> Data under study

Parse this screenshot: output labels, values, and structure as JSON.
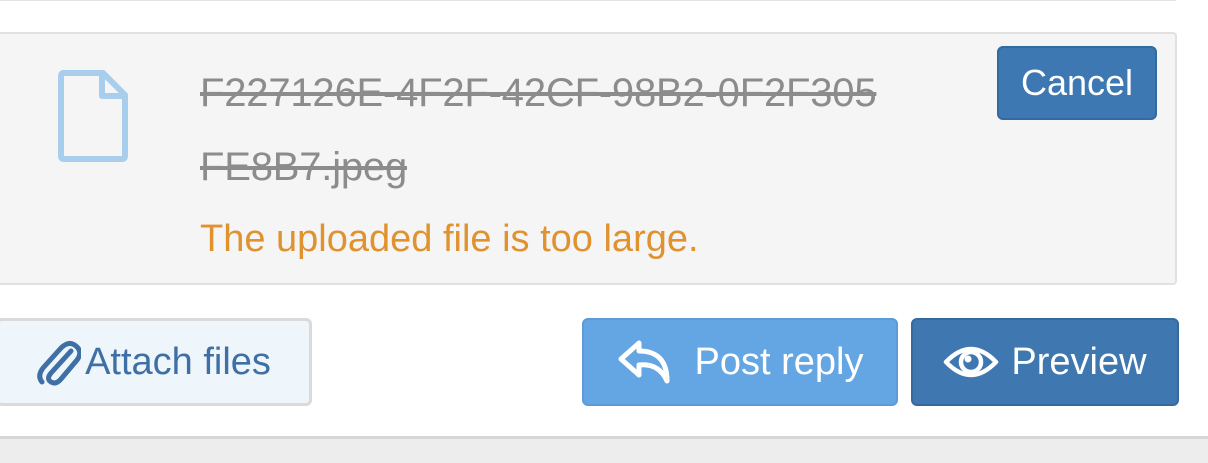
{
  "upload": {
    "file_name": "F227126E-4F2F-42CF-98B2-0F2F305FE8B7.jpeg",
    "error_message": "The uploaded file is too large.",
    "cancel_label": "Cancel",
    "file_icon": "file-icon"
  },
  "actions": {
    "attach_label": "Attach files",
    "attach_icon": "paperclip-icon",
    "post_reply_label": "Post reply",
    "post_reply_icon": "reply-icon",
    "preview_label": "Preview",
    "preview_icon": "eye-icon"
  },
  "colors": {
    "error": "#e0922f",
    "primary": "#3f77b0",
    "primary_light": "#64a6e3",
    "muted_text": "#8c8c8c"
  }
}
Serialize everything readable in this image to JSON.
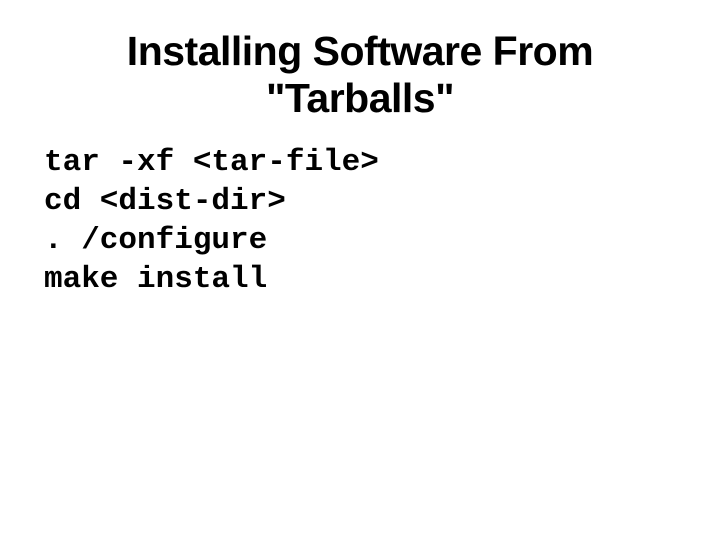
{
  "slide": {
    "title": "Installing Software From \"Tarballs\"",
    "code": {
      "line1": "tar -xf <tar-file>",
      "line2": "cd <dist-dir>",
      "line3": ". /configure",
      "line4": "make install"
    }
  }
}
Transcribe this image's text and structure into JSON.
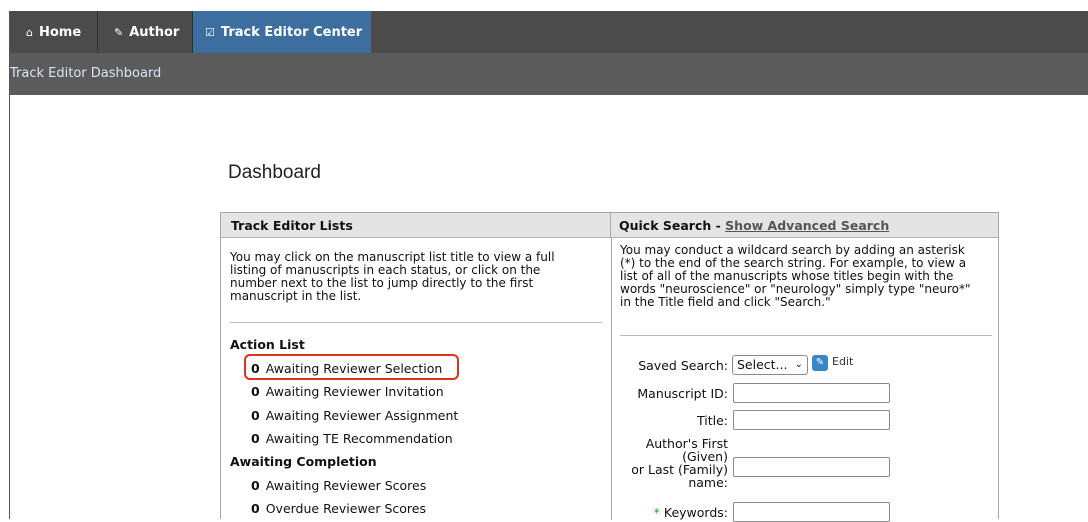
{
  "nav": {
    "home": "Home",
    "author": "Author",
    "track_editor_center": "Track Editor Center"
  },
  "subnav": {
    "dashboard_link": "Track Editor Dashboard"
  },
  "page_title": "Dashboard",
  "left_panel": {
    "header": "Track Editor Lists",
    "intro": [
      "You may click on the manuscript list title to view a full",
      "listing of manuscripts in each status, or click on the",
      "number next to the list to jump directly to the first",
      "manuscript in the list."
    ],
    "sections": [
      {
        "title": "Action List",
        "items": [
          {
            "count": "0",
            "label": "Awaiting Reviewer Selection"
          },
          {
            "count": "0",
            "label": "Awaiting Reviewer Invitation"
          },
          {
            "count": "0",
            "label": "Awaiting Reviewer Assignment"
          },
          {
            "count": "0",
            "label": "Awaiting TE Recommendation"
          }
        ]
      },
      {
        "title": "Awaiting Completion",
        "items": [
          {
            "count": "0",
            "label": "Awaiting Reviewer Scores"
          },
          {
            "count": "0",
            "label": "Overdue Reviewer Scores"
          }
        ]
      }
    ]
  },
  "right_panel": {
    "header_prefix": "Quick Search - ",
    "header_link": "Show Advanced Search",
    "intro": [
      "You may conduct a wildcard search by adding an asterisk",
      "(*) to the end of the search string. For example, to view a",
      "list of all of the manuscripts whose titles begin with the",
      "words \"neuroscience\" or \"neurology\" simply type \"neuro*\"",
      "in the Title field and click \"Search.\""
    ],
    "saved_search_label": "Saved Search:",
    "saved_search_value": "Select...",
    "edit_label": "Edit",
    "fields": {
      "manuscript_id": "Manuscript ID:",
      "title": "Title:",
      "author_name": [
        "Author's First",
        "(Given)",
        "or Last (Family)",
        "name:"
      ],
      "keywords_star": "*",
      "keywords": "Keywords:"
    }
  },
  "icons": {
    "home": "home-icon",
    "author": "pencil-icon",
    "track_editor": "checkbox-icon",
    "select": "chevron-down-icon",
    "edit": "pencil-edit-icon"
  },
  "colors": {
    "nav_bg": "#4b4b4b",
    "nav_active": "#3c6ea0",
    "subnav_bg": "#5b5b5b",
    "highlight": "#e0301e",
    "required_star": "#2a9d2a"
  }
}
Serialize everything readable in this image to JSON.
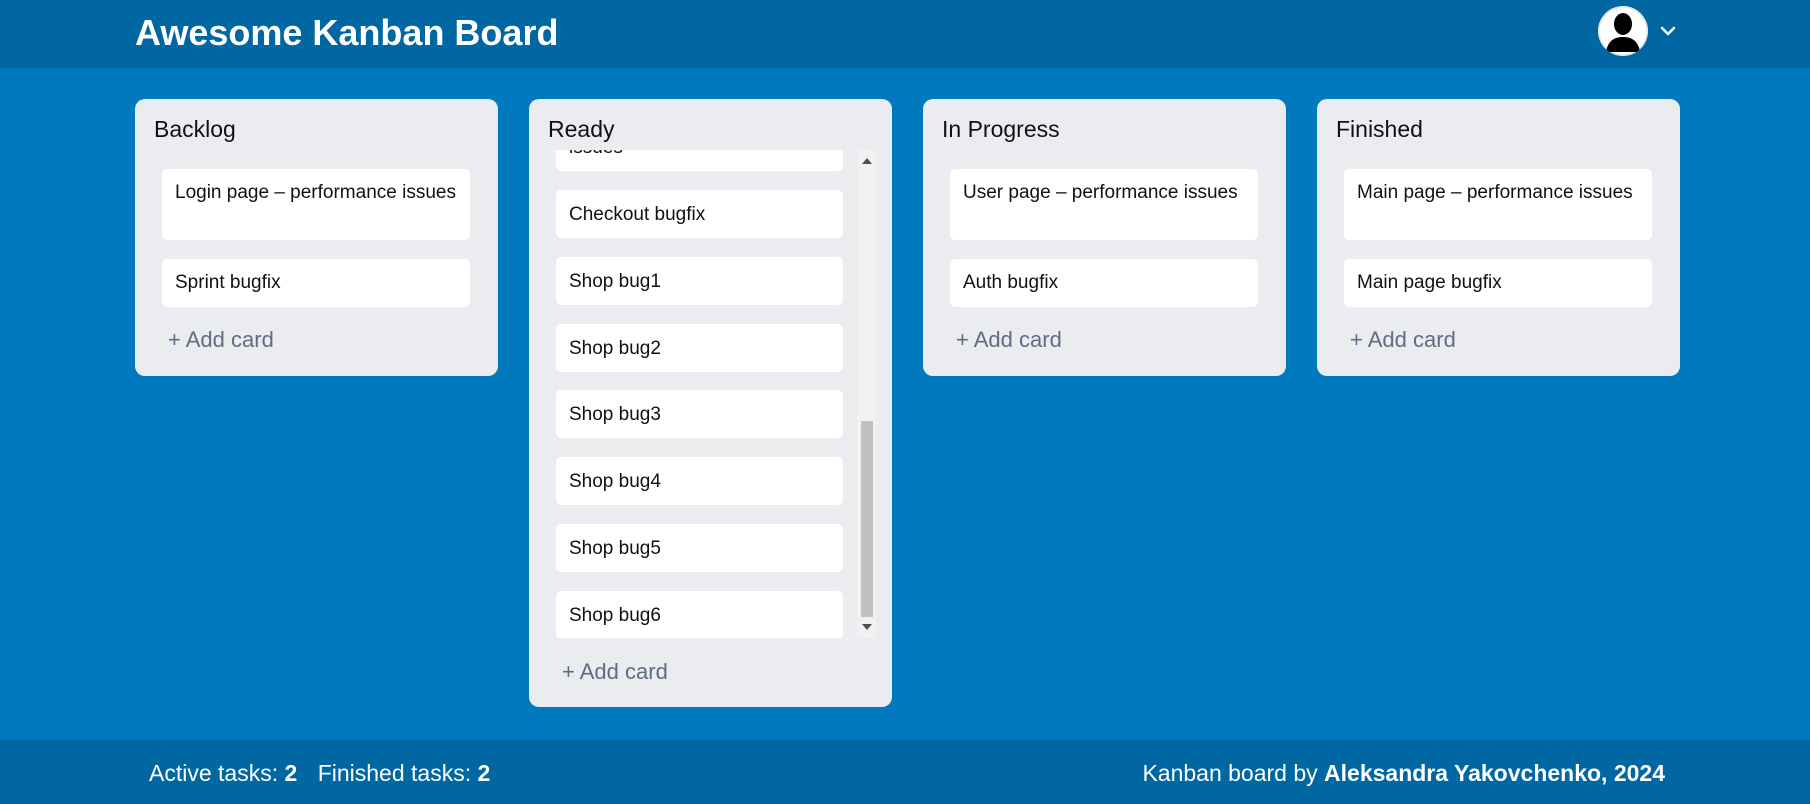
{
  "header": {
    "title": "Awesome Kanban Board",
    "avatar_icon": "user-silhouette-icon",
    "menu_icon": "chevron-down-icon"
  },
  "columns": [
    {
      "title": "Backlog",
      "cards": [
        "Login page – performance issues",
        "Sprint bugfix"
      ],
      "add_label": "+ Add card"
    },
    {
      "title": "Ready",
      "cards": [
        "issues",
        "Checkout bugfix",
        "Shop bug1",
        "Shop bug2",
        "Shop bug3",
        "Shop bug4",
        "Shop bug5",
        "Shop bug6"
      ],
      "add_label": "+ Add card"
    },
    {
      "title": "In Progress",
      "cards": [
        "User page – performance issues",
        "Auth bugfix"
      ],
      "add_label": "+ Add card"
    },
    {
      "title": "Finished",
      "cards": [
        "Main page – performance issues",
        "Main page bugfix"
      ],
      "add_label": "+ Add card"
    }
  ],
  "footer": {
    "active_label": "Active tasks:",
    "active_count": "2",
    "finished_label": "Finished tasks:",
    "finished_count": "2",
    "credit_prefix": "Kanban board by",
    "credit_author": "Aleksandra Yakovchenko",
    "credit_year": ", 2024"
  },
  "colors": {
    "background": "#0079bf",
    "header": "#0067a3",
    "column": "#ebecf0",
    "card": "#ffffff",
    "add_card_text": "#5e6c84"
  }
}
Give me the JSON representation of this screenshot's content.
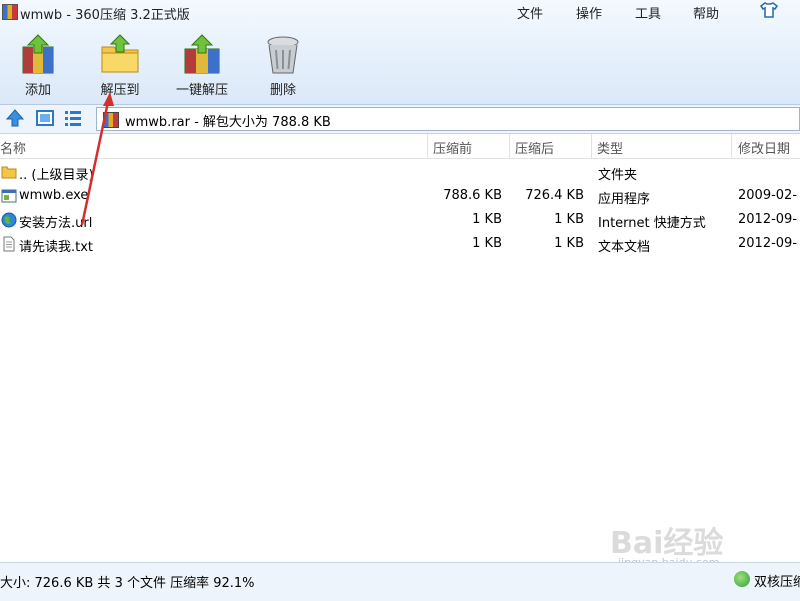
{
  "window": {
    "title": "wmwb - 360压缩 3.2正式版"
  },
  "menu": [
    "文件",
    "操作",
    "工具",
    "帮助"
  ],
  "skin_icon": "tshirt-icon",
  "toolbar": [
    {
      "label": "添加",
      "icon": "add-archive-icon"
    },
    {
      "label": "解压到",
      "icon": "extract-to-folder-icon"
    },
    {
      "label": "一键解压",
      "icon": "one-click-extract-icon"
    },
    {
      "label": "删除",
      "icon": "trash-icon"
    }
  ],
  "nav": {
    "up_icon": "up-arrow-icon",
    "view1_icon": "large-icon-view-icon",
    "view2_icon": "detail-view-icon"
  },
  "address": {
    "text": "wmwb.rar - 解包大小为 788.8 KB"
  },
  "columns": [
    "名称",
    "压缩前",
    "压缩后",
    "类型",
    "修改日期"
  ],
  "files": [
    {
      "name": ".. (上级目录)",
      "size_before": "",
      "size_after": "",
      "type": "文件夹",
      "date": "",
      "icon": "folder-icon"
    },
    {
      "name": "wmwb.exe",
      "size_before": "788.6 KB",
      "size_after": "726.4 KB",
      "type": "应用程序",
      "date": "2009-02-",
      "icon": "exe-icon"
    },
    {
      "name": "安装方法.url",
      "size_before": "1 KB",
      "size_after": "1 KB",
      "type": "Internet 快捷方式",
      "date": "2012-09-",
      "icon": "globe-icon"
    },
    {
      "name": "请先读我.txt",
      "size_before": "1 KB",
      "size_after": "1 KB",
      "type": "文本文档",
      "date": "2012-09-",
      "icon": "text-file-icon"
    }
  ],
  "status": {
    "text": "大小: 726.6 KB 共 3 个文件 压缩率 92.1%",
    "core": "双核压缩"
  },
  "watermark": {
    "main": "Bai经验",
    "sub": "jingyan.baidu.com"
  },
  "colors": {
    "annotation_arrow": "#d32f2f",
    "toolbar_bg": "#e4effb"
  }
}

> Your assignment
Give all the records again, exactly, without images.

> Response area
Parse this screenshot: output labels, values, and structure as JSON.
{
  "upload": {
    "file_name": "F227126E-4F2F-42CF-98B2-0F2F305FE8B7.jpeg",
    "error_message": "The uploaded file is too large.",
    "cancel_label": "Cancel",
    "file_icon": "file-icon"
  },
  "actions": {
    "attach_label": "Attach files",
    "attach_icon": "paperclip-icon",
    "post_reply_label": "Post reply",
    "post_reply_icon": "reply-icon",
    "preview_label": "Preview",
    "preview_icon": "eye-icon"
  },
  "colors": {
    "error": "#e0922f",
    "primary": "#3f77b0",
    "primary_light": "#64a6e3",
    "muted_text": "#8c8c8c"
  }
}
Serialize everything readable in this image to JSON.
{
  "slide": {
    "title": "Installing Software From \"Tarballs\"",
    "code": {
      "line1": "tar -xf <tar-file>",
      "line2": "cd <dist-dir>",
      "line3": ". /configure",
      "line4": "make install"
    }
  }
}
Transcribe this image's text and structure into JSON.
{
  "nav": {
    "home": "Home",
    "author": "Author",
    "track_editor_center": "Track Editor Center"
  },
  "subnav": {
    "dashboard_link": "Track Editor Dashboard"
  },
  "page_title": "Dashboard",
  "left_panel": {
    "header": "Track Editor Lists",
    "intro": [
      "You may click on the manuscript list title to view a full",
      "listing of manuscripts in each status, or click on the",
      "number next to the list to jump directly to the first",
      "manuscript in the list."
    ],
    "sections": [
      {
        "title": "Action List",
        "items": [
          {
            "count": "0",
            "label": "Awaiting Reviewer Selection"
          },
          {
            "count": "0",
            "label": "Awaiting Reviewer Invitation"
          },
          {
            "count": "0",
            "label": "Awaiting Reviewer Assignment"
          },
          {
            "count": "0",
            "label": "Awaiting TE Recommendation"
          }
        ]
      },
      {
        "title": "Awaiting Completion",
        "items": [
          {
            "count": "0",
            "label": "Awaiting Reviewer Scores"
          },
          {
            "count": "0",
            "label": "Overdue Reviewer Scores"
          }
        ]
      }
    ]
  },
  "right_panel": {
    "header_prefix": "Quick Search - ",
    "header_link": "Show Advanced Search",
    "intro": [
      "You may conduct a wildcard search by adding an asterisk",
      "(*) to the end of the search string. For example, to view a",
      "list of all of the manuscripts whose titles begin with the",
      "words \"neuroscience\" or \"neurology\" simply type \"neuro*\"",
      "in the Title field and click \"Search.\""
    ],
    "saved_search_label": "Saved Search:",
    "saved_search_value": "Select...",
    "edit_label": "Edit",
    "fields": {
      "manuscript_id": "Manuscript ID:",
      "title": "Title:",
      "author_name": [
        "Author's First",
        "(Given)",
        "or Last (Family)",
        "name:"
      ],
      "keywords_star": "*",
      "keywords": "Keywords:"
    }
  },
  "icons": {
    "home": "home-icon",
    "author": "pencil-icon",
    "track_editor": "checkbox-icon",
    "select": "chevron-down-icon",
    "edit": "pencil-edit-icon"
  },
  "colors": {
    "nav_bg": "#4b4b4b",
    "nav_active": "#3c6ea0",
    "subnav_bg": "#5b5b5b",
    "highlight": "#e0301e",
    "required_star": "#2a9d2a"
  }
}
Serialize everything readable in this image to JSON.
{
  "header": {
    "title": "Awesome Kanban Board",
    "avatar_icon": "user-silhouette-icon",
    "menu_icon": "chevron-down-icon"
  },
  "columns": [
    {
      "title": "Backlog",
      "cards": [
        "Login page – performance issues",
        "Sprint bugfix"
      ],
      "add_label": "+ Add card"
    },
    {
      "title": "Ready",
      "cards": [
        "issues",
        "Checkout bugfix",
        "Shop bug1",
        "Shop bug2",
        "Shop bug3",
        "Shop bug4",
        "Shop bug5",
        "Shop bug6"
      ],
      "add_label": "+ Add card"
    },
    {
      "title": "In Progress",
      "cards": [
        "User page – performance issues",
        "Auth bugfix"
      ],
      "add_label": "+ Add card"
    },
    {
      "title": "Finished",
      "cards": [
        "Main page – performance issues",
        "Main page bugfix"
      ],
      "add_label": "+ Add card"
    }
  ],
  "footer": {
    "active_label": "Active tasks:",
    "active_count": "2",
    "finished_label": "Finished tasks:",
    "finished_count": "2",
    "credit_prefix": "Kanban board by",
    "credit_author": "Aleksandra Yakovchenko",
    "credit_year": ", 2024"
  },
  "colors": {
    "background": "#0079bf",
    "header": "#0067a3",
    "column": "#ebecf0",
    "card": "#ffffff",
    "add_card_text": "#5e6c84"
  }
}
Give me the JSON representation of this screenshot's content.
{
  "window": {
    "title": "wmwb - 360压缩 3.2正式版"
  },
  "menu": [
    "文件",
    "操作",
    "工具",
    "帮助"
  ],
  "skin_icon": "tshirt-icon",
  "toolbar": [
    {
      "label": "添加",
      "icon": "add-archive-icon"
    },
    {
      "label": "解压到",
      "icon": "extract-to-folder-icon"
    },
    {
      "label": "一键解压",
      "icon": "one-click-extract-icon"
    },
    {
      "label": "删除",
      "icon": "trash-icon"
    }
  ],
  "nav": {
    "up_icon": "up-arrow-icon",
    "view1_icon": "large-icon-view-icon",
    "view2_icon": "detail-view-icon"
  },
  "address": {
    "text": "wmwb.rar - 解包大小为 788.8 KB"
  },
  "columns": [
    "名称",
    "压缩前",
    "压缩后",
    "类型",
    "修改日期"
  ],
  "files": [
    {
      "name": ".. (上级目录)",
      "size_before": "",
      "size_after": "",
      "type": "文件夹",
      "date": "",
      "icon": "folder-icon"
    },
    {
      "name": "wmwb.exe",
      "size_before": "788.6 KB",
      "size_after": "726.4 KB",
      "type": "应用程序",
      "date": "2009-02-",
      "icon": "exe-icon"
    },
    {
      "name": "安装方法.url",
      "size_before": "1 KB",
      "size_after": "1 KB",
      "type": "Internet 快捷方式",
      "date": "2012-09-",
      "icon": "globe-icon"
    },
    {
      "name": "请先读我.txt",
      "size_before": "1 KB",
      "size_after": "1 KB",
      "type": "文本文档",
      "date": "2012-09-",
      "icon": "text-file-icon"
    }
  ],
  "status": {
    "text": "大小: 726.6 KB 共 3 个文件 压缩率 92.1%",
    "core": "双核压缩"
  },
  "watermark": {
    "main": "Bai经验",
    "sub": "jingyan.baidu.com"
  },
  "colors": {
    "annotation_arrow": "#d32f2f",
    "toolbar_bg": "#e4effb"
  }
}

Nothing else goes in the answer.